Work to complete: The result should be a faithful copy of every entry below, with the pictures left out.

Data to process:
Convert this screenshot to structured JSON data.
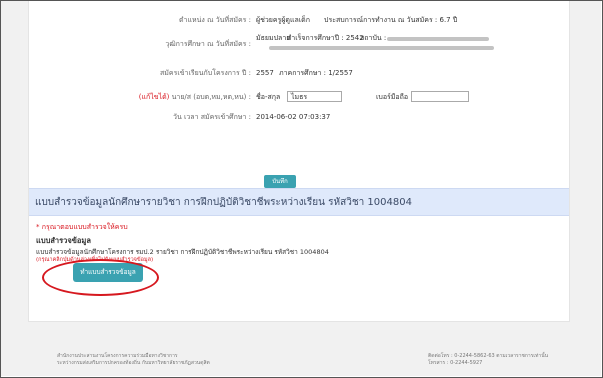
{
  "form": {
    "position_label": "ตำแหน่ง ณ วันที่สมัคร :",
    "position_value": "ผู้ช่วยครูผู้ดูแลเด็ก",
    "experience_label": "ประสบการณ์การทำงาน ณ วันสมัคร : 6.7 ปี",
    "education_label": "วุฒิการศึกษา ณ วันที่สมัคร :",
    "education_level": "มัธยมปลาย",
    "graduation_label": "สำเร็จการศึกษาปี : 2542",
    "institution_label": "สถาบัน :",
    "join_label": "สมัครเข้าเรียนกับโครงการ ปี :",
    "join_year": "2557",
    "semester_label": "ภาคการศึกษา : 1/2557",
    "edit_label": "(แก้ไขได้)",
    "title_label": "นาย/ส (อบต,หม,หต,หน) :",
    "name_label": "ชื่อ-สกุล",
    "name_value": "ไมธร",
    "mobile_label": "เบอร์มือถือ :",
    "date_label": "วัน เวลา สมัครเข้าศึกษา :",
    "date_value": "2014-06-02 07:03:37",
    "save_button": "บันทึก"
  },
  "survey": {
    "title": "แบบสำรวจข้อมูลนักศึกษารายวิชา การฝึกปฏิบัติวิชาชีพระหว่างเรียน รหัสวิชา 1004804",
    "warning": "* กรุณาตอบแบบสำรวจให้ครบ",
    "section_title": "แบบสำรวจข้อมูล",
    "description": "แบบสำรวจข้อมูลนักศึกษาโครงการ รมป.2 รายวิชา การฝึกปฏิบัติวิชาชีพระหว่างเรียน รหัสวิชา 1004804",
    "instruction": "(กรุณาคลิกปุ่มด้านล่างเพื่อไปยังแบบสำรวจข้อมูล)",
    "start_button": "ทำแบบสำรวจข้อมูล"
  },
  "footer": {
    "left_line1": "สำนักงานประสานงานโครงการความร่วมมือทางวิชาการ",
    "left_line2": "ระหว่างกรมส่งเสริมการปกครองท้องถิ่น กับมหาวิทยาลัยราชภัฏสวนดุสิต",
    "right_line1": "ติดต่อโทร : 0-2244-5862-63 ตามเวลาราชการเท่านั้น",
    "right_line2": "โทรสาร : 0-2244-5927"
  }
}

Answer section:
Convert this screenshot to structured JSON data.
{
  "form": {
    "position_label": "ตำแหน่ง ณ วันที่สมัคร :",
    "position_value": "ผู้ช่วยครูผู้ดูแลเด็ก",
    "experience_label": "ประสบการณ์การทำงาน ณ วันสมัคร : 6.7 ปี",
    "education_label": "วุฒิการศึกษา ณ วันที่สมัคร :",
    "education_level": "มัธยมปลาย",
    "graduation_label": "สำเร็จการศึกษาปี : 2542",
    "institution_label": "สถาบัน :",
    "join_label": "สมัครเข้าเรียนกับโครงการ ปี :",
    "join_year": "2557",
    "semester_label": "ภาคการศึกษา : 1/2557",
    "edit_label": "(แก้ไขได้)",
    "title_label": "นาย/ส (อบต,หม,หต,หน) :",
    "name_label": "ชื่อ-สกุล",
    "name_value": "ไมธร",
    "mobile_label": "เบอร์มือถือ :",
    "date_label": "วัน เวลา สมัครเข้าศึกษา :",
    "date_value": "2014-06-02 07:03:37",
    "save_button": "บันทึก"
  },
  "survey": {
    "title": "แบบสำรวจข้อมูลนักศึกษารายวิชา การฝึกปฏิบัติวิชาชีพระหว่างเรียน รหัสวิชา 1004804",
    "warning": "* กรุณาตอบแบบสำรวจให้ครบ",
    "section_title": "แบบสำรวจข้อมูล",
    "description": "แบบสำรวจข้อมูลนักศึกษาโครงการ รมป.2 รายวิชา การฝึกปฏิบัติวิชาชีพระหว่างเรียน รหัสวิชา 1004804",
    "instruction": "(กรุณาคลิกปุ่มด้านล่างเพื่อไปยังแบบสำรวจข้อมูล)",
    "start_button": "ทำแบบสำรวจข้อมูล"
  },
  "footer": {
    "left_line1": "สำนักงานประสานงานโครงการความร่วมมือทางวิชาการ",
    "left_line2": "ระหว่างกรมส่งเสริมการปกครองท้องถิ่น กับมหาวิทยาลัยราชภัฏสวนดุสิต",
    "right_line1": "ติดต่อโทร : 0-2244-5862-63 ตามเวลาราชการเท่านั้น",
    "right_line2": "โทรสาร : 0-2244-5927"
  }
}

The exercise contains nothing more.